Today, I’ll show you 7 popular Dominican slang terms and phrases that will give you an insight into the way we Dominicans express ourselves. 

1) Vaina

If you’ve ever heard any Dominican speak, “vaina” filled your ears at least 200 times per sentence.

Vaina can’t be directly translated into English, which can make it hard for non-Dominicans to utilize it, since it means “thing” it can be used nearly anywhere in a sentence. Like:

  • Dame esa vaina! (Give me that thing)
  • Me va a dar una vaina (I’m going to come down with something/pass out)
  • ¡Que vaina! (Damn, what a bunch of crap) - This is used to complain.
  • Deja esa vaina (Leave that alone)
  • Me gusta echar vaina (I like to flaunt)

Did you forget to say anything in Spanish? Just point at it and call it vaina and based on context clues any Dominican will easily understand you. 

2) Baraja / Barajar

Barajar means to shuffle, usually when speaking about playing cards. But we use it quite differently. Are you the type of person that typically cancels plans last minute? Then that means you are always barajando.

To barajar means to scrap something. Whether it is plans of going out or a certain offer that you don’t want to accept. 

Is there a certain person that has a crush on you and keeps confessing their dying love? Tell them “Baraja eso” (Scrap that) and he won’t ask you out again. 

3) En olla

Being “en olla” is probably a situation we can all relate to after the pandemic; it means to be broke. The literal definition of “en olla” is to be in a pot, relating to how being broke is a horrible pot-boiling hot situation, almost like hell. But we’ll make it through this guys!

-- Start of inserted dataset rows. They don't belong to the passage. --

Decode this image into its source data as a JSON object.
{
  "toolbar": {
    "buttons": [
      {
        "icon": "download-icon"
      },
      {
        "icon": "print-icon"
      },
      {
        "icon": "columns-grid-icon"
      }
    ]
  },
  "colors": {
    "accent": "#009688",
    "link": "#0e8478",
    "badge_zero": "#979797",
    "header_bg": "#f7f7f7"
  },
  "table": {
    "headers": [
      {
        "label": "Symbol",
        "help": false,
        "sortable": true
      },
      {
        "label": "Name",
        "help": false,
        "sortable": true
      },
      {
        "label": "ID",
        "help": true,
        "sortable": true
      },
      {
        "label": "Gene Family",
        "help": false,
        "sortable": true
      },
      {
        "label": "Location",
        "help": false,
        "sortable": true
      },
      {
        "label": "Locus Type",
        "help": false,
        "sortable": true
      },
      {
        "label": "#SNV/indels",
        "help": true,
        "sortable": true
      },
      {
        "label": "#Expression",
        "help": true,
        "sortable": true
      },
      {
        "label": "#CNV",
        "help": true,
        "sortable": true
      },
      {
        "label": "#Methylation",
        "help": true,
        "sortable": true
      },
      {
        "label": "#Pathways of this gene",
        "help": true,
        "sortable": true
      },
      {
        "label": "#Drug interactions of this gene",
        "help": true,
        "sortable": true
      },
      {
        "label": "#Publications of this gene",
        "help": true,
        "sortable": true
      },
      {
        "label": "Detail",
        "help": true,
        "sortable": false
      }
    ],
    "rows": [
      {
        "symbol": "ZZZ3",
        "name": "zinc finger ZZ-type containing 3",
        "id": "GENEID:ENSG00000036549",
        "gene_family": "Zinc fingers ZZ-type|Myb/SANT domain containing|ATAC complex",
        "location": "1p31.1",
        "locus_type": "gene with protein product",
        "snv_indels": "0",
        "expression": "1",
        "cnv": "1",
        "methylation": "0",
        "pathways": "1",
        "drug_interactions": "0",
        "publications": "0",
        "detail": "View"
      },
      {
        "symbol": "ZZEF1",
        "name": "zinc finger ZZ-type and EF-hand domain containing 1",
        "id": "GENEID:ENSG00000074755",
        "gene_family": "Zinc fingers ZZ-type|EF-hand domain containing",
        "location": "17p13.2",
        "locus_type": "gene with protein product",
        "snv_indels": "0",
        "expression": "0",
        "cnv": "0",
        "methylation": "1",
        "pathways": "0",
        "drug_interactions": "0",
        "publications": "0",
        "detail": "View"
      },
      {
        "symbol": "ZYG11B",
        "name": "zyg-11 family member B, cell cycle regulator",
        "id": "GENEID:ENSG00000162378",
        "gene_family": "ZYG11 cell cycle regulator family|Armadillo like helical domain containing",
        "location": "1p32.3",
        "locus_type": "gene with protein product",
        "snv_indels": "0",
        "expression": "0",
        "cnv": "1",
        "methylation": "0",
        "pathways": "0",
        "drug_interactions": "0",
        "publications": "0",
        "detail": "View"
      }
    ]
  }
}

4) Aficiao’/a’

Being “aficiao’” is definitely something we have all been before. The literal definition of aficiado is to be asphyxiated, but we use it to describe someone that is head over heels over someone. You can call yourself this if you are extremely in love with someone. Know that being aficiao’ is more than just a crush, it’s when you fall HARD!

Ex: Diablo loco, estoy aficiao’ de esa tipa, no sé que hacer. (Damn dude, I’m head over heels over that chick, I don’t know what to do)

5) Quillao’/a’

Quillao’ is a word that is used a lot by Dominicans especially those that get angry very easily, which are many by the way (including myself). You say you or someone is “quillao’” when you are pretty mad, annoyed, and/or irritated. For example, the number #1 person that can make me instantly quillao’ is my sister. 

Who easily angers you?

Ex: Ese tipo me quilla solo mirándolo. (That dude angers me just by looking at him)

6) Popi 

If you ever go to Santo Domingo and enjoy the main areas where you can find all luxurious malls, cars, and restaurants; you will definitely run into some popis. Popis are those young Dominicans that belong to a much higher social class, due to their money, last name’s legacy, private school, living area, car, etc.

Classism is quite common in the Dominican Republic which is something that many don’t realize or take action on, unfortunately, classism is not taken seriously as a social issue and silly labels like ‘popi’ are created to lighten the situation.

7) Wawawa

Finally, we have “Wawawa” which is the opposite of “popi”. This word was made popular by famous urban artists like El Mayor and Rochy RD. This word is used to describe those that live in “los barrios”, which are the more urban areas of the country.

Wawawa, in general, has quite different hobbies and ways of expression from Popis which usually can create some separation when socializing between these social classes. But using words like Wawawa and Popi can soften the division, looking at more of a positive outlook on classism as a social issue in the Dominican Republic. 

That’s it!

Those are 7 iconic Dominican slang terms but of course, that’s not even 1/4 of all of them, I will let you learn the rest when you visit my beautiful country, it is an unforgettable experience for everyone that gets to step foot into the beautiful island (the most beautiful in my opinion but I might be biased).